TASK INSTRUCTIONS - Scan the entries below for "Muster" and copy each line that holds it.
-- DATA PROVIDED follows --
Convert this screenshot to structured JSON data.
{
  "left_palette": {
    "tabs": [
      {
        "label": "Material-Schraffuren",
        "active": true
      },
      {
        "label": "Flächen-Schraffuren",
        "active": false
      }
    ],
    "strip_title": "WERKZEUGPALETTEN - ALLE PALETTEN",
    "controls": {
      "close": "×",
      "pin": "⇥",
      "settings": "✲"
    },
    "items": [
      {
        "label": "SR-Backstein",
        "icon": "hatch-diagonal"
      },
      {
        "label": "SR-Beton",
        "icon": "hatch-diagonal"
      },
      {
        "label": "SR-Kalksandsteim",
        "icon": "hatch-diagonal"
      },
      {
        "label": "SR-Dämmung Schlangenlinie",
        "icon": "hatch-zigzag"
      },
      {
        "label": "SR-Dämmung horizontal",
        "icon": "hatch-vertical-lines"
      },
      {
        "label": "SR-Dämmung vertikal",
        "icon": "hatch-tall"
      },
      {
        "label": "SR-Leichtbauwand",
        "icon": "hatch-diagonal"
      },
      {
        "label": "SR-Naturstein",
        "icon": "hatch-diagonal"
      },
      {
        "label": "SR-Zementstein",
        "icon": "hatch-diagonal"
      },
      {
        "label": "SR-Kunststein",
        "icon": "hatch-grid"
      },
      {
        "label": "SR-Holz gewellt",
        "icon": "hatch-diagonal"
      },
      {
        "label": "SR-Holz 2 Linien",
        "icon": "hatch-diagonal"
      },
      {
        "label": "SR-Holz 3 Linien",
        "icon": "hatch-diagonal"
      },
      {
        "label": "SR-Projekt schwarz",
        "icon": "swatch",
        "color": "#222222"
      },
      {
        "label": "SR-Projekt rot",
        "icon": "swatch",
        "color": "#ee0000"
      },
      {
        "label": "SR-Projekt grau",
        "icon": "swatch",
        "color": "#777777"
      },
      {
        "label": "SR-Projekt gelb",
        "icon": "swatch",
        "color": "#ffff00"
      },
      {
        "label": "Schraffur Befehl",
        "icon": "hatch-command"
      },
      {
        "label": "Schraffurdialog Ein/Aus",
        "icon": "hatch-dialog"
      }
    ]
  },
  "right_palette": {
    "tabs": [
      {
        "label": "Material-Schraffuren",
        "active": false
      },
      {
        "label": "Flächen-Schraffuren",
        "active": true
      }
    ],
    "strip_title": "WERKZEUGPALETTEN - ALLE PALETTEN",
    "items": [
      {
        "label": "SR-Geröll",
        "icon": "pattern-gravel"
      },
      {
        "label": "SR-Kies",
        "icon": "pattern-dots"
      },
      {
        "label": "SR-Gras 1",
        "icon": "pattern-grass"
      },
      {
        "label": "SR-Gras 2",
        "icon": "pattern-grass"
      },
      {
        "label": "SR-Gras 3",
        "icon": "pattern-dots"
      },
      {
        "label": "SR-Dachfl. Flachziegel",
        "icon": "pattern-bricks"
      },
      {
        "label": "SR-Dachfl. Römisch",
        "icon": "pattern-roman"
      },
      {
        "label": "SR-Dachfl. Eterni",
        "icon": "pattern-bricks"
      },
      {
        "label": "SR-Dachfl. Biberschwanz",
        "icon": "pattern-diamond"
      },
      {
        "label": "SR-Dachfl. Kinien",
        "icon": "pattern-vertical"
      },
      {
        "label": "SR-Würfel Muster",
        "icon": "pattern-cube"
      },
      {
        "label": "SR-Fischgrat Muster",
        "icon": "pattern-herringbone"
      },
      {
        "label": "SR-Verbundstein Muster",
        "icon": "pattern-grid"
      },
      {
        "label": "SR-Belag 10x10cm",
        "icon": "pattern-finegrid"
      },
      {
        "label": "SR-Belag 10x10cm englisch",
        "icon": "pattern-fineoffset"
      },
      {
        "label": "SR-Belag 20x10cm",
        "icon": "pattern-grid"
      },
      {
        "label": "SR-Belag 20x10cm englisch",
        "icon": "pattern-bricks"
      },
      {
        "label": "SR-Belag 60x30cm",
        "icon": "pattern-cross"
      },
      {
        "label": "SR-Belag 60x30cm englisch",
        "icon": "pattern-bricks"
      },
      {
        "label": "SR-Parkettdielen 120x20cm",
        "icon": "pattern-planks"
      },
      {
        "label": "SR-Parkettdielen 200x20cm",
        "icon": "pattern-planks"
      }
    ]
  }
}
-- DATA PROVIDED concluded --
REPLY TO THE TASK -
        "label": "SR-Würfel Muster",
        "label": "SR-Fischgrat Muster",
        "label": "SR-Verbundstein Muster",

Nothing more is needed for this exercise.